=== INFORMATION ===

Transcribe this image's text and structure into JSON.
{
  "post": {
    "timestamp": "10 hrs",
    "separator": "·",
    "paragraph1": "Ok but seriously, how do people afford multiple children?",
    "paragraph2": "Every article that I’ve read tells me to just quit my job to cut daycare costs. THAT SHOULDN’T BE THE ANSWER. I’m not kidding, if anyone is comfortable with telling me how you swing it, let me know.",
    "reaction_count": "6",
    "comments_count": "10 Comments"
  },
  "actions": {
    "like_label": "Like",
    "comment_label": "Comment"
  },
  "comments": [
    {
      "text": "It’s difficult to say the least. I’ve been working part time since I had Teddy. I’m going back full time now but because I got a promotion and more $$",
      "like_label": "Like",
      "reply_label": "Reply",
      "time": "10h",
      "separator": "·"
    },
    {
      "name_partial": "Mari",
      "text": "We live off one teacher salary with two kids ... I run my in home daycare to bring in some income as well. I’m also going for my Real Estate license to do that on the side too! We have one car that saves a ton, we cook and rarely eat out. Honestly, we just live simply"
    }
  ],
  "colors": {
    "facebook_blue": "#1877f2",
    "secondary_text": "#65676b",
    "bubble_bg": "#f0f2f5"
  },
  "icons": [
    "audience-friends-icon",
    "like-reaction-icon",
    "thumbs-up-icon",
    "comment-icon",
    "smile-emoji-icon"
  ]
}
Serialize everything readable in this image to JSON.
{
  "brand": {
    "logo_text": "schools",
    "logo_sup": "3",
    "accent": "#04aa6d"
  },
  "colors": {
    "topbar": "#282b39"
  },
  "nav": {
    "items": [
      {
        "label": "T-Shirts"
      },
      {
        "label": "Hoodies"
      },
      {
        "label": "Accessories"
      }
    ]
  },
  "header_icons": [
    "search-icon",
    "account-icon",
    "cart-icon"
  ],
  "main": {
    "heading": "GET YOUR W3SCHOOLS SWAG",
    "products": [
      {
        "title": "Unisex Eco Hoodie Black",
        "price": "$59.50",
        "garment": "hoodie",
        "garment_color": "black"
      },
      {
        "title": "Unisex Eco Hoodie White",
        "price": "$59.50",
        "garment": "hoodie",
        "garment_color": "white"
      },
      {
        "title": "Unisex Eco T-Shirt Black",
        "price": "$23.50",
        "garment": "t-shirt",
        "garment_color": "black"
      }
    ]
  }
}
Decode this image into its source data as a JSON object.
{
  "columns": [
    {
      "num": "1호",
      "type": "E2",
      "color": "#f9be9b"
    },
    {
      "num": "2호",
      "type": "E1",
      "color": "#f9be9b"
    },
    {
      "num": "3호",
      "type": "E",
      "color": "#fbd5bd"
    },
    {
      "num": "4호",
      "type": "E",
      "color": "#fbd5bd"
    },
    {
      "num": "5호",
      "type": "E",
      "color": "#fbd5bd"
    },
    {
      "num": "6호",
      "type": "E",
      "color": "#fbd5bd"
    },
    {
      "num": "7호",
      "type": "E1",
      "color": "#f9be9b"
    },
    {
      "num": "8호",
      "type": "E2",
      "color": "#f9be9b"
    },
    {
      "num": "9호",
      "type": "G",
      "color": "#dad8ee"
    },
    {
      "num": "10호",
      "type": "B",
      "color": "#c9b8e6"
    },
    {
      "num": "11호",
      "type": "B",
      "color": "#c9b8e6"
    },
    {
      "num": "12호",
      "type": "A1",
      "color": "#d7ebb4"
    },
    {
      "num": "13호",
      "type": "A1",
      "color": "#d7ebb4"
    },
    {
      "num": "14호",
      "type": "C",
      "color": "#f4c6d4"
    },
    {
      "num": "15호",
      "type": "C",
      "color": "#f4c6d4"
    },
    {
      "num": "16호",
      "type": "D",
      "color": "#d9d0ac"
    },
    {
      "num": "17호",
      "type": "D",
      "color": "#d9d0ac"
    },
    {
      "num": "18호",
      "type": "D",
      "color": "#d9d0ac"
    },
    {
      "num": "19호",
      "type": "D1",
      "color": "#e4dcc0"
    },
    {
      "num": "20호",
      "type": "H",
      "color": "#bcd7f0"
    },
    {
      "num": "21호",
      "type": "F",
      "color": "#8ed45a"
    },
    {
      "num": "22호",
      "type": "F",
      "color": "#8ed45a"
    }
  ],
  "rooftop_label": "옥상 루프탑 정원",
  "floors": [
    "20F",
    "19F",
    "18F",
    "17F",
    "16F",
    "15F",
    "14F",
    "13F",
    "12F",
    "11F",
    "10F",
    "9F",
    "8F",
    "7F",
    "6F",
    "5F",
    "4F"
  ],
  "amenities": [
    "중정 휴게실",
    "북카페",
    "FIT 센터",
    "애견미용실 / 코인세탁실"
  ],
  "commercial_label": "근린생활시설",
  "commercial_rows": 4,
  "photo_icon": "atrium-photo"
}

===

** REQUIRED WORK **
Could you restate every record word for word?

** REPLY **
Transcribe this image's text and structure into JSON.
{
  "post": {
    "timestamp": "10 hrs",
    "separator": "·",
    "paragraph1": "Ok but seriously, how do people afford multiple children?",
    "paragraph2": "Every article that I’ve read tells me to just quit my job to cut daycare costs. THAT SHOULDN’T BE THE ANSWER. I’m not kidding, if anyone is comfortable with telling me how you swing it, let me know.",
    "reaction_count": "6",
    "comments_count": "10 Comments"
  },
  "actions": {
    "like_label": "Like",
    "comment_label": "Comment"
  },
  "comments": [
    {
      "text": "It’s difficult to say the least. I’ve been working part time since I had Teddy. I’m going back full time now but because I got a promotion and more $$",
      "like_label": "Like",
      "reply_label": "Reply",
      "time": "10h",
      "separator": "·"
    },
    {
      "name_partial": "Mari",
      "text": "We live off one teacher salary with two kids ... I run my in home daycare to bring in some income as well. I’m also going for my Real Estate license to do that on the side too! We have one car that saves a ton, we cook and rarely eat out. Honestly, we just live simply"
    }
  ],
  "colors": {
    "facebook_blue": "#1877f2",
    "secondary_text": "#65676b",
    "bubble_bg": "#f0f2f5"
  },
  "icons": [
    "audience-friends-icon",
    "like-reaction-icon",
    "thumbs-up-icon",
    "comment-icon",
    "smile-emoji-icon"
  ]
}
Serialize everything readable in this image to JSON.
{
  "brand": {
    "logo_text": "schools",
    "logo_sup": "3",
    "accent": "#04aa6d"
  },
  "colors": {
    "topbar": "#282b39"
  },
  "nav": {
    "items": [
      {
        "label": "T-Shirts"
      },
      {
        "label": "Hoodies"
      },
      {
        "label": "Accessories"
      }
    ]
  },
  "header_icons": [
    "search-icon",
    "account-icon",
    "cart-icon"
  ],
  "main": {
    "heading": "GET YOUR W3SCHOOLS SWAG",
    "products": [
      {
        "title": "Unisex Eco Hoodie Black",
        "price": "$59.50",
        "garment": "hoodie",
        "garment_color": "black"
      },
      {
        "title": "Unisex Eco Hoodie White",
        "price": "$59.50",
        "garment": "hoodie",
        "garment_color": "white"
      },
      {
        "title": "Unisex Eco T-Shirt Black",
        "price": "$23.50",
        "garment": "t-shirt",
        "garment_color": "black"
      }
    ]
  }
}
Decode this image into its source data as a JSON object.
{
  "columns": [
    {
      "num": "1호",
      "type": "E2",
      "color": "#f9be9b"
    },
    {
      "num": "2호",
      "type": "E1",
      "color": "#f9be9b"
    },
    {
      "num": "3호",
      "type": "E",
      "color": "#fbd5bd"
    },
    {
      "num": "4호",
      "type": "E",
      "color": "#fbd5bd"
    },
    {
      "num": "5호",
      "type": "E",
      "color": "#fbd5bd"
    },
    {
      "num": "6호",
      "type": "E",
      "color": "#fbd5bd"
    },
    {
      "num": "7호",
      "type": "E1",
      "color": "#f9be9b"
    },
    {
      "num": "8호",
      "type": "E2",
      "color": "#f9be9b"
    },
    {
      "num": "9호",
      "type": "G",
      "color": "#dad8ee"
    },
    {
      "num": "10호",
      "type": "B",
      "color": "#c9b8e6"
    },
    {
      "num": "11호",
      "type": "B",
      "color": "#c9b8e6"
    },
    {
      "num": "12호",
      "type": "A1",
      "color": "#d7ebb4"
    },
    {
      "num": "13호",
      "type": "A1",
      "color": "#d7ebb4"
    },
    {
      "num": "14호",
      "type": "C",
      "color": "#f4c6d4"
    },
    {
      "num": "15호",
      "type": "C",
      "color": "#f4c6d4"
    },
    {
      "num": "16호",
      "type": "D",
      "color": "#d9d0ac"
    },
    {
      "num": "17호",
      "type": "D",
      "color": "#d9d0ac"
    },
    {
      "num": "18호",
      "type": "D",
      "color": "#d9d0ac"
    },
    {
      "num": "19호",
      "type": "D1",
      "color": "#e4dcc0"
    },
    {
      "num": "20호",
      "type": "H",
      "color": "#bcd7f0"
    },
    {
      "num": "21호",
      "type": "F",
      "color": "#8ed45a"
    },
    {
      "num": "22호",
      "type": "F",
      "color": "#8ed45a"
    }
  ],
  "rooftop_label": "옥상 루프탑 정원",
  "floors": [
    "20F",
    "19F",
    "18F",
    "17F",
    "16F",
    "15F",
    "14F",
    "13F",
    "12F",
    "11F",
    "10F",
    "9F",
    "8F",
    "7F",
    "6F",
    "5F",
    "4F"
  ],
  "amenities": [
    "중정 휴게실",
    "북카페",
    "FIT 센터",
    "애견미용실 / 코인세탁실"
  ],
  "commercial_label": "근린생활시설",
  "commercial_rows": 4,
  "photo_icon": "atrium-photo"
}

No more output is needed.